Pastor, First Baptist Church in Hope
Let’s have a talk about dress code ethics. Last week Laura and I were in Chicago. As a guy, I was constantly having to look away as we walked down the sidewalk. I’m not talking about the scenes we saw on billboards. I’m talking about the real, live people who chose to come out of their house with too few clothes on. I feel old writing these words, but honestly, I believe they are very true. What is the most important thing you think about when you get dressed in the morning? “Do I look good? Are these clothes in style? Will I stand out wearing this, in a good or bad way; will I attract attention?” If you are a single guy (hopefully, we don’t need to have this conversation with married people), “Will this get girls to notice me?” And in reverse if you are a girl?
I believe these are the top questions that are being asked each morning. If not, prove me wrong. There must be another way. How horrible must it be to try and think about all the comments that could possibly be made before you ever walk in your closet? But that must be what drives fashion. What else would lead people to wear some of the things they leave the house with?
Here’s what I mean. When you dress to attract attention, you probably will go outside the ethical lines to accomplish your goal. If your goal is to stay up with the latest trends, it won’t be too big of a deal to bend the rules a little. There’s nothing wrong with looking good, as long as we can agree on the definition of good. What if there is another goal to accomplish in the way we dress? What if we dress to protect our bodies instead of display them? What if modesty and integrity drove our choices instead of hormones and style? Can we have a conversation here or will you write this off as old-fashioned?
What are you teaching your kids if you let them decide the boundaries of their dress code? “Everyone is wearing this,” shouldn’t have any bearing at all on the clothes you buy. “This is the style,” means nothing if it’s not something that honors your child’s body.

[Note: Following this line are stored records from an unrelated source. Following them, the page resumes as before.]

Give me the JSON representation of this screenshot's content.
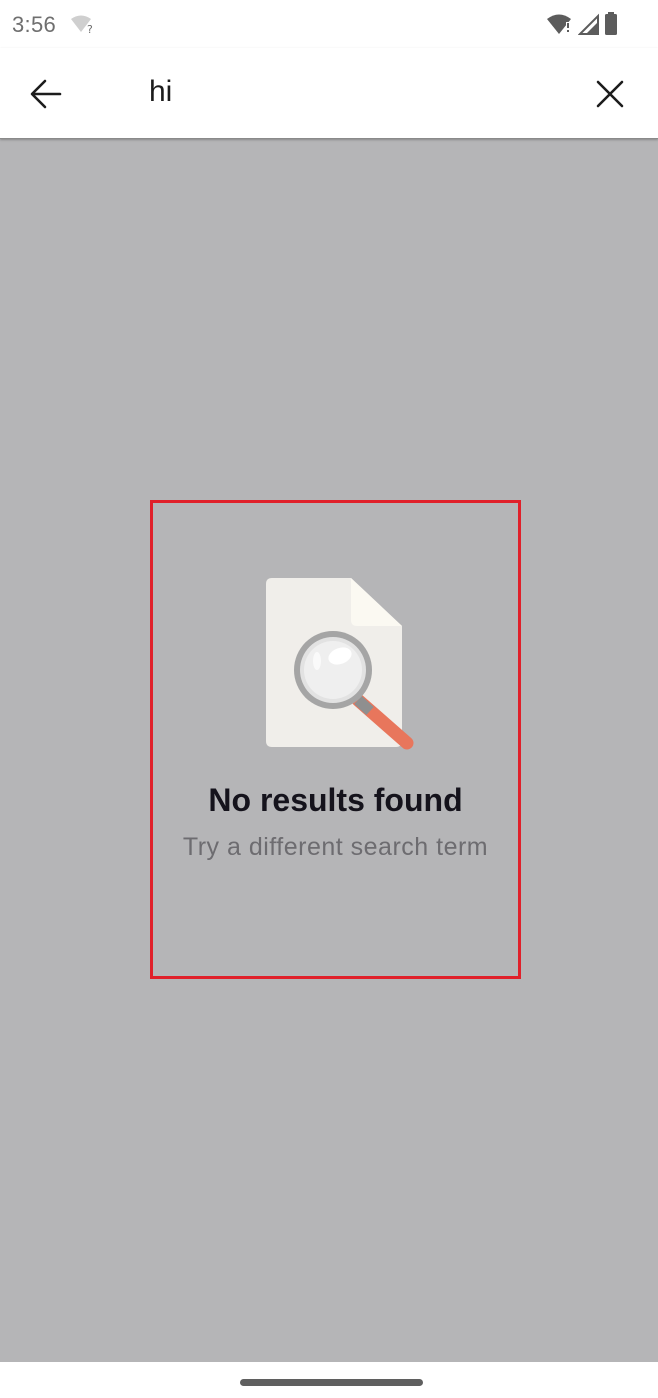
{
  "status_bar": {
    "time": "3:56",
    "icons": [
      "wifi-unknown-icon",
      "wifi-alert-icon",
      "cellular-signal-icon",
      "battery-icon"
    ]
  },
  "app_bar": {
    "back_icon": "arrow-left-icon",
    "search_value": "hi",
    "clear_icon": "close-icon"
  },
  "empty_state": {
    "illustration": "document-magnifier-illustration",
    "title": "No results found",
    "subtitle": "Try a different search term"
  },
  "colors": {
    "content_background": "#b5b5b7",
    "highlight_border": "#e0202a",
    "title_text": "#15131c",
    "subtitle_text": "#6d6c70",
    "magnifier_handle": "#e8765c"
  }
}
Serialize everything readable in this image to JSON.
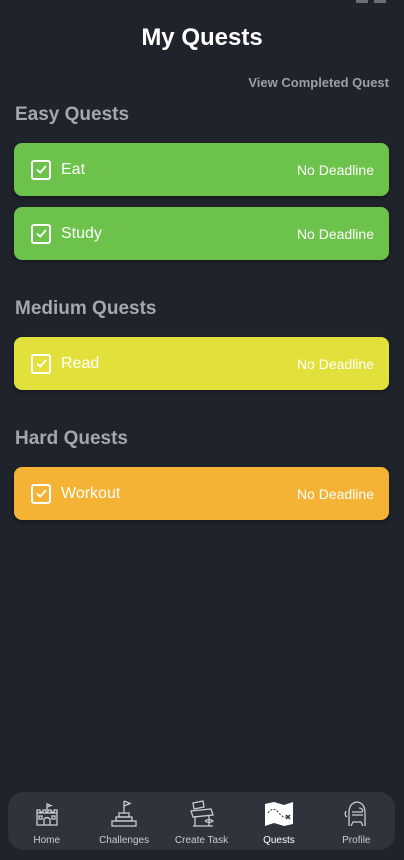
{
  "header": {
    "title": "My Quests",
    "view_completed": "View Completed Quest"
  },
  "sections": {
    "easy": {
      "title": "Easy Quests",
      "color": "#6cc24a",
      "quests": [
        {
          "name": "Eat",
          "deadline": "No Deadline"
        },
        {
          "name": "Study",
          "deadline": "No Deadline"
        }
      ]
    },
    "medium": {
      "title": "Medium Quests",
      "color": "#e2e13c",
      "quests": [
        {
          "name": "Read",
          "deadline": "No Deadline"
        }
      ]
    },
    "hard": {
      "title": "Hard Quests",
      "color": "#f5b335",
      "quests": [
        {
          "name": "Workout",
          "deadline": "No Deadline"
        }
      ]
    }
  },
  "nav": {
    "active": "Quests",
    "items": [
      {
        "label": "Home",
        "icon": "castle-icon"
      },
      {
        "label": "Challenges",
        "icon": "flag-podium-icon"
      },
      {
        "label": "Create Task",
        "icon": "writing-desk-icon"
      },
      {
        "label": "Quests",
        "icon": "treasure-map-icon"
      },
      {
        "label": "Profile",
        "icon": "knight-helmet-icon"
      }
    ]
  }
}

Homecoming is coming up quickly. Why in the world would you let your daughter leave the house wearing so few clothes? Do you really want her to be the girl that every guy at the dance watches? You say, “it’s just honest fun.” It is not fun at all. A pure heart will not dress like that. A mind seeking Christ won’t want to be that kind of temptation to others. it’s not fun, it’s sad.
I expect kids to want to dress like the world. I expect people who don’t know Jesus to want to dress to attract attention. But Jesus-people have different goals. It’s our responsibility to model those for our kids and anyone else who wants to know why we dress differently. Cover your body. It matters.
God designed most of us to be married. A few are called to lifetime singleness, but most of us will live out our days within the bounds of being a husband or wife. One of the greatest gifts God prepares for our spouse is our body. It is a treasure! When we guard our bodies, we are able to give our spouses an unopened gift; a gift for their eyes only. I realize that it is a rare thing to offer the gift of a pure body to our spouse. Is our body ruined if we give it to others before marriage?
By no means! One of the most beautiful gifts Jesus gives is the redemption of our bodies. His grace has the ability to restore the treasures the enemy has stolen. His grace is strong, full and complete. But it doesn’t happen overnight, and it requires obedience on our part. A new heart always wants to walk in a new way.
My thoughts here are simple. Cover your body and the bodies of your children. Cover yourself for your spouse, and because God made your body for His glory, not your own.